Even the sex columnists coming from a health or medical background noted that their main reason for writing wasn’t so much to cram their expertise down readers’ throats but to foster dialogue. These columns offer a way for the writers themselves to explore sex in humorous, educational or simply relatable terms, and they don’t need prior experience (in the bedroom or otherwise) to do so.
As college sex columns continue to thrive, this book both documents that trajectory and serves a cautionary tale to those who see writing about sex as a ticket to fame and fortune. Meghan Bainum posed topless for Playboy based on her Daily Kansan column and met with a television production company, but wound up working at a bar and screen printing service. “Don’t expect to come out at the other end in a penthouse in Chicago with a multimillion-dollar book deal and ordering people around all day while you type on your platinum laptop words that are dropping like honey into the open mouths of the waiting populace gathered below, because that ain’t reality…I always joke around with people that I was a has-been at twenty-two.”
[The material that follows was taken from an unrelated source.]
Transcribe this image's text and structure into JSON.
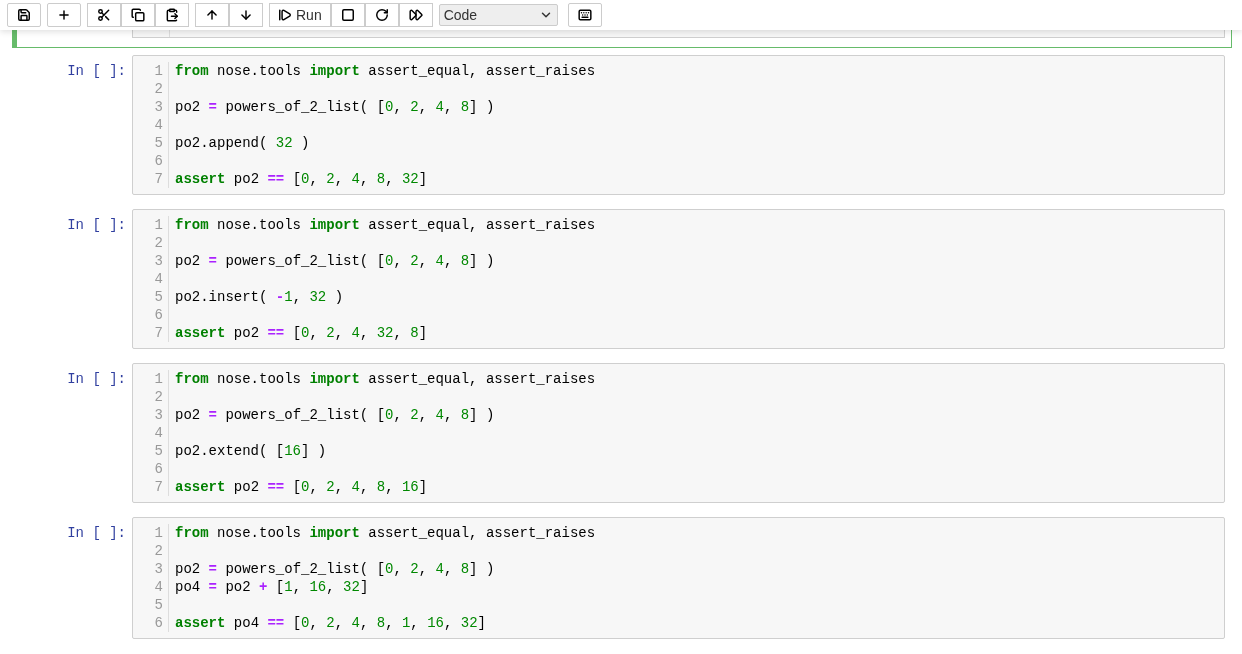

While the names and stories presented here are so numerous they threaten to blur together, Reimold’s extensive research shows that, even with the occasional attempt at censoring a sex column, these authors have a wide latitude to cover the most explicit of topics and develop their own voices and followings. Prospective authors should be prepared to have their name forever associated with the word sex in ways you can’t erase online. But they will also get the pleasure of knowing that their work will be one of the reasons students pick up their paper in the first place, and they will get immediate, powerful feedback—something that, for a writer, is probably just as good as sex.